→ Aim of the exercise: Pick out all lines with the word "desc" from the records that follow.
((
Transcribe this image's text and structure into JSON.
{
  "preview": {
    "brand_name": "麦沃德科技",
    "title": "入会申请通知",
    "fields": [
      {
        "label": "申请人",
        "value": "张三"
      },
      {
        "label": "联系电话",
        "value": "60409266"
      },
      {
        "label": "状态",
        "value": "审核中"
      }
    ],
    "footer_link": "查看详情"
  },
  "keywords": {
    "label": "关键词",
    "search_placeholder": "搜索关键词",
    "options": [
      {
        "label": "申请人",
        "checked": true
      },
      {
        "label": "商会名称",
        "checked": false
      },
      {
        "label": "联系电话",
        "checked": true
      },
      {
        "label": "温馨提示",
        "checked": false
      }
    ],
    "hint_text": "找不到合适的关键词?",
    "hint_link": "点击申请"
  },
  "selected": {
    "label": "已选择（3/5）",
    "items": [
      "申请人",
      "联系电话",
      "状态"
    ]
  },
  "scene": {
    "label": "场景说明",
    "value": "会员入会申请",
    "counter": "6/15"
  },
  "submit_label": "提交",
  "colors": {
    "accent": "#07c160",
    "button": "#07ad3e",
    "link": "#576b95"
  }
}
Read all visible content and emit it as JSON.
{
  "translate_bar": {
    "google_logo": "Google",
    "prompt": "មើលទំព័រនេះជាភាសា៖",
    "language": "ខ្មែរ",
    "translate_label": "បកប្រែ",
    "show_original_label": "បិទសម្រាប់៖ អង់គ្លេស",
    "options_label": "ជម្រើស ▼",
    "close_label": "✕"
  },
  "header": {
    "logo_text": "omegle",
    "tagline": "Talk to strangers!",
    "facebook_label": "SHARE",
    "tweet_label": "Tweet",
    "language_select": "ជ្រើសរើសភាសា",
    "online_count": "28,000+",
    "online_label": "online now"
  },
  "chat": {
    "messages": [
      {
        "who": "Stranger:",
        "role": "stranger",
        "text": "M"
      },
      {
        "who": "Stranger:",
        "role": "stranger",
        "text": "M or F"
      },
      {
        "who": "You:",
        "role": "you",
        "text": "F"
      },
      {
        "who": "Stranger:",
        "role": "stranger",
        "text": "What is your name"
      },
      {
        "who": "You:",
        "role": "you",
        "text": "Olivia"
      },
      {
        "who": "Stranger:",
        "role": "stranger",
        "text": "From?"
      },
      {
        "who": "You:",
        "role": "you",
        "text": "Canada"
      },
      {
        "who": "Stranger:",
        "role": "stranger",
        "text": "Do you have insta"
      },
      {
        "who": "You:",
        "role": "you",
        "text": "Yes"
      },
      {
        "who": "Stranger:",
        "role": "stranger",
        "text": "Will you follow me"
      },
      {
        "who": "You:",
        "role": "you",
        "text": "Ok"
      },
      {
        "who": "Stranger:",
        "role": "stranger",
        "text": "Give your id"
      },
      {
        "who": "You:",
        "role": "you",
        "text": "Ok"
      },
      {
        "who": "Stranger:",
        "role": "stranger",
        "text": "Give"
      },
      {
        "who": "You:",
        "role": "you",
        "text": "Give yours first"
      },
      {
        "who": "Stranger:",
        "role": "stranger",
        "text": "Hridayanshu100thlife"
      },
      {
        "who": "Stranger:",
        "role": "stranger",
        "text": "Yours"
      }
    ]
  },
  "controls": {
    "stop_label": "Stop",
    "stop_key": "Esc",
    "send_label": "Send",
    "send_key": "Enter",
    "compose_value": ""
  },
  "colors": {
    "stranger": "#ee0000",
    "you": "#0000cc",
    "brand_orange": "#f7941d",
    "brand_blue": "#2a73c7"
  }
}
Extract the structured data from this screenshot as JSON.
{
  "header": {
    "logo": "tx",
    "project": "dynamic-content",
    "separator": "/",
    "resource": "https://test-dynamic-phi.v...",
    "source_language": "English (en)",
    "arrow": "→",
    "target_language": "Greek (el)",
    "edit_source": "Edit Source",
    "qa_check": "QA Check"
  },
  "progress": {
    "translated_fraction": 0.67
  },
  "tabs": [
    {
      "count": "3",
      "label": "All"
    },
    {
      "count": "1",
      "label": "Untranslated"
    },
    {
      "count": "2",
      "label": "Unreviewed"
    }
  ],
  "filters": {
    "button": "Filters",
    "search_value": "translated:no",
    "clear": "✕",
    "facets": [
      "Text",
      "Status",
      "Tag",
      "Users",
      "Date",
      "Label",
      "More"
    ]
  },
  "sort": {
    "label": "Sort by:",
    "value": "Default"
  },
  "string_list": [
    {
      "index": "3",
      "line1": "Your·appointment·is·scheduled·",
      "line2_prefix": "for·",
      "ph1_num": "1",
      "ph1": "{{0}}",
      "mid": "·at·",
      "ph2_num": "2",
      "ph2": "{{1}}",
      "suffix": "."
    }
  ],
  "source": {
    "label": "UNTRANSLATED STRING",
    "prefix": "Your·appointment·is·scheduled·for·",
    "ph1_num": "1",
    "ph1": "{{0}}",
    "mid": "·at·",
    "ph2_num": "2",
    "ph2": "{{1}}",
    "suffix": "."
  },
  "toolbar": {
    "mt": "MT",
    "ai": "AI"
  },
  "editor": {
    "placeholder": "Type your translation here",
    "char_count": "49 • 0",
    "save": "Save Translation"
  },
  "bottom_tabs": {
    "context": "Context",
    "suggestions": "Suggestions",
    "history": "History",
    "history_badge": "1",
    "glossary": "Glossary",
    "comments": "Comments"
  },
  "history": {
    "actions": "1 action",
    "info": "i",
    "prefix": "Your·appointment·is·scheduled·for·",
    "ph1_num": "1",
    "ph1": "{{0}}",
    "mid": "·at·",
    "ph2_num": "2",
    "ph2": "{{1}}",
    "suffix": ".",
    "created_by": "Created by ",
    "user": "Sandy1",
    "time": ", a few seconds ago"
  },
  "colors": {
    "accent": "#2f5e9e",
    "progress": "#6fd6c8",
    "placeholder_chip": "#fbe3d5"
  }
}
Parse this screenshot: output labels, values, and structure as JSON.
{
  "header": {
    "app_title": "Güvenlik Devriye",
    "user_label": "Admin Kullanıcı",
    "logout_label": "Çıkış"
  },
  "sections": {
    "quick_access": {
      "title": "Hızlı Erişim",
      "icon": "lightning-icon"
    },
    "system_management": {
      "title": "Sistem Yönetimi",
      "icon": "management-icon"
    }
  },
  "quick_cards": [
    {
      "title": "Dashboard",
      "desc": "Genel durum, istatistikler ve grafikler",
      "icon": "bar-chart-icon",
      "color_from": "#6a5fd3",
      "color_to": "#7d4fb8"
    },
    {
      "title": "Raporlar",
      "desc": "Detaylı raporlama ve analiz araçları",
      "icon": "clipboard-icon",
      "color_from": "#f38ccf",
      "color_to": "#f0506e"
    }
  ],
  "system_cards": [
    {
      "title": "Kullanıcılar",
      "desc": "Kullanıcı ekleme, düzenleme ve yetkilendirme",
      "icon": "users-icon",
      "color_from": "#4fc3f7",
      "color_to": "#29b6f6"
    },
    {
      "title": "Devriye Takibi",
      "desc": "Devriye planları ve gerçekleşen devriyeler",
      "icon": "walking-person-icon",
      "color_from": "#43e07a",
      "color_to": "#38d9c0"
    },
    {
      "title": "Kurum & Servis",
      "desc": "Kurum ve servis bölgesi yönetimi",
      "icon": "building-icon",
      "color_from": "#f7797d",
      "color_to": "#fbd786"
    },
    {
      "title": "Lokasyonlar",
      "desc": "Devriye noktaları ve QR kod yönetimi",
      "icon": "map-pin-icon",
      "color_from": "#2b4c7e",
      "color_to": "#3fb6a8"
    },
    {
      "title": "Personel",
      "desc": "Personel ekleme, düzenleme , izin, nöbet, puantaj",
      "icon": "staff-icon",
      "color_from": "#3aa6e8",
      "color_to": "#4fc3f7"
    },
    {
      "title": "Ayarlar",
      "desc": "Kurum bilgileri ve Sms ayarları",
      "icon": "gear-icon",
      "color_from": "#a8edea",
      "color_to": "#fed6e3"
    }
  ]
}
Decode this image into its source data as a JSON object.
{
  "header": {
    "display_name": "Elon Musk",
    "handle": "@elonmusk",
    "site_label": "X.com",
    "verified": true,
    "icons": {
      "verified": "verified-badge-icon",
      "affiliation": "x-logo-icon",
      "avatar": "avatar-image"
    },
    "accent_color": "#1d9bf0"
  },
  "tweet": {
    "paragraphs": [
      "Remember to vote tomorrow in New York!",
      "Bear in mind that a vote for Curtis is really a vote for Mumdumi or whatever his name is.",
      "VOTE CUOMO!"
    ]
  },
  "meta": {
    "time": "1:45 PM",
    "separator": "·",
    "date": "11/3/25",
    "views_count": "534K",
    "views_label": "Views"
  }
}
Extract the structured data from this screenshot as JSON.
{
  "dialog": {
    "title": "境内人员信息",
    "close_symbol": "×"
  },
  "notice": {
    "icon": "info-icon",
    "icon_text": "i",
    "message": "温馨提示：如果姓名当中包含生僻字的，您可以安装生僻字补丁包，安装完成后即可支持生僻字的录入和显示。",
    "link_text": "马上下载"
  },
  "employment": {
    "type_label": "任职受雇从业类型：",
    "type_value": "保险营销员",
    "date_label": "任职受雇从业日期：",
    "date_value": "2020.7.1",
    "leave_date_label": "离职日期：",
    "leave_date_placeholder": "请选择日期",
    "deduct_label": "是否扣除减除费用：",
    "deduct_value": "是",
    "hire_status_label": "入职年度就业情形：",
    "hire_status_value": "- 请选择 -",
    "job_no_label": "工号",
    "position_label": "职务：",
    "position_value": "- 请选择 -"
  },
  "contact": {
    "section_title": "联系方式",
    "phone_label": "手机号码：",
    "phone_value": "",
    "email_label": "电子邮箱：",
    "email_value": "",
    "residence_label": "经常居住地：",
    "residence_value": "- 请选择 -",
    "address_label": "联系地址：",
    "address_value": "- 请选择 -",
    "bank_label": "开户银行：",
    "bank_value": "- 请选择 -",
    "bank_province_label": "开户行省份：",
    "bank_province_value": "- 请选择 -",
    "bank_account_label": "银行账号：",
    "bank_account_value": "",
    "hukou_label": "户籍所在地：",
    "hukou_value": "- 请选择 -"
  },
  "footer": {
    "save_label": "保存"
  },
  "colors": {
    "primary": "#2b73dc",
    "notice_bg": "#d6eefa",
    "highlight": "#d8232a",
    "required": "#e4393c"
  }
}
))
→ Answer box:
      "desc": "Genel durum, istatistikler ve grafikler",
      "desc": "Detaylı raporlama ve analiz araçları",
      "desc": "Kullanıcı ekleme, düzenleme ve yetkilendirme",
      "desc": "Devriye planları ve gerçekleşen devriyeler",
      "desc": "Kurum ve servis bölgesi yönetimi",
      "desc": "Devriye noktaları ve QR kod yönetimi",
      "desc": "Personel ekleme, düzenleme , izin, nöbet, puantaj",
      "desc": "Kurum bilgileri ve Sms ayarları",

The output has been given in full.